Biologists, or those who study biology, have contributed many of the greatest findings in science. A biologist might study anything from cells to human evolution, but their focus always relates back to the study of life.
Medawar, Peter Brian (1815-1987), was a British zoologist who shared the 1960 Nobel Prize in physiology or medicine with Sir Macfarlane Burnet of Australia for their work on the body's rejection of tissue transplants.
Dulbecco, Renato (1914-), an Italian-born American virologist, shared the 1975 Nobel Prize in physiology or medicine with David Baltimore and Howard Martin Temin of the United States for their research on how certain viruses affect the genes of cancer cells.

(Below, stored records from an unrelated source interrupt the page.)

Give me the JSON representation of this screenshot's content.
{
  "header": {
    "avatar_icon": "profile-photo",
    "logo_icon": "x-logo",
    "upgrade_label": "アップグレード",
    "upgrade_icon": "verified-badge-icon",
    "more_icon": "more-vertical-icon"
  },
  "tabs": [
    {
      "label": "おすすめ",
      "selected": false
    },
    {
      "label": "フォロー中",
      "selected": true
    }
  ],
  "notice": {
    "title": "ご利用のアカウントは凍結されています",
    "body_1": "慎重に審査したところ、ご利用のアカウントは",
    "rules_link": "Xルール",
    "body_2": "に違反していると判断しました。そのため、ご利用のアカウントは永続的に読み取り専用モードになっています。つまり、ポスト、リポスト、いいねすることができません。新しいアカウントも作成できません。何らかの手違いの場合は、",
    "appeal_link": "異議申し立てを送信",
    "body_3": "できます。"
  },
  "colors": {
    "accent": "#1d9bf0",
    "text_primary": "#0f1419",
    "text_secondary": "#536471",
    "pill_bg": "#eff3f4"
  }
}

Levi-Montalcini, Rita (1909-), an Italian and American neurobiologist, became the fourth woman ever to be awarded the Nobel Prize in physiology or medicine, which she shared in 1986 with American biochemist Stanley Cohen .
Holley, Robert William (1922-1993) was an American biochemist. He shared the 1968 Nobel Prize in physiology or medicine with American biochemist Marshall Warren Nirenberg and Indian-born American chemist Har Gobind Khorana.
Hubbard, Ruth (1924-) is an Austrian-born American biologist and biochemist whose contributions to the study of the biochemistry and photochemistry of vision in vertebrates and invertebrates have greatly advanced the understanding of the field.
Luria, Salvador Edward (1912-1991), an Italian-born American biologist, shared the 1969 Nobel Prize in physiology or medicine with German-born American biophysicist Max Delbrück and American biologist Alfred D.
Moore, Stanford (1913-1982) was an American biochemist who shared the 1972 Nobel Prize in chemistry with American scientist William Howard Stein for their pioneering research into the structure and chemistry of proteins.
Morgan, Thomas Hunt (1866-1945), a United States geneticist. During 1909-15, Morgan and his assistants discovered three essential principles of genetics-sex linkage, linkage and crossing over, and sex determination.
Du Vigneaud, d$uY vēn'yō, Vincent (1901-1978), a United States biochemist. He received the 1955 Nobel Prize in chemistry for his isolation and synthesis of oxytocin, a hormone important in childbirth, and vasopressin, a hormone that regulates blood pressure.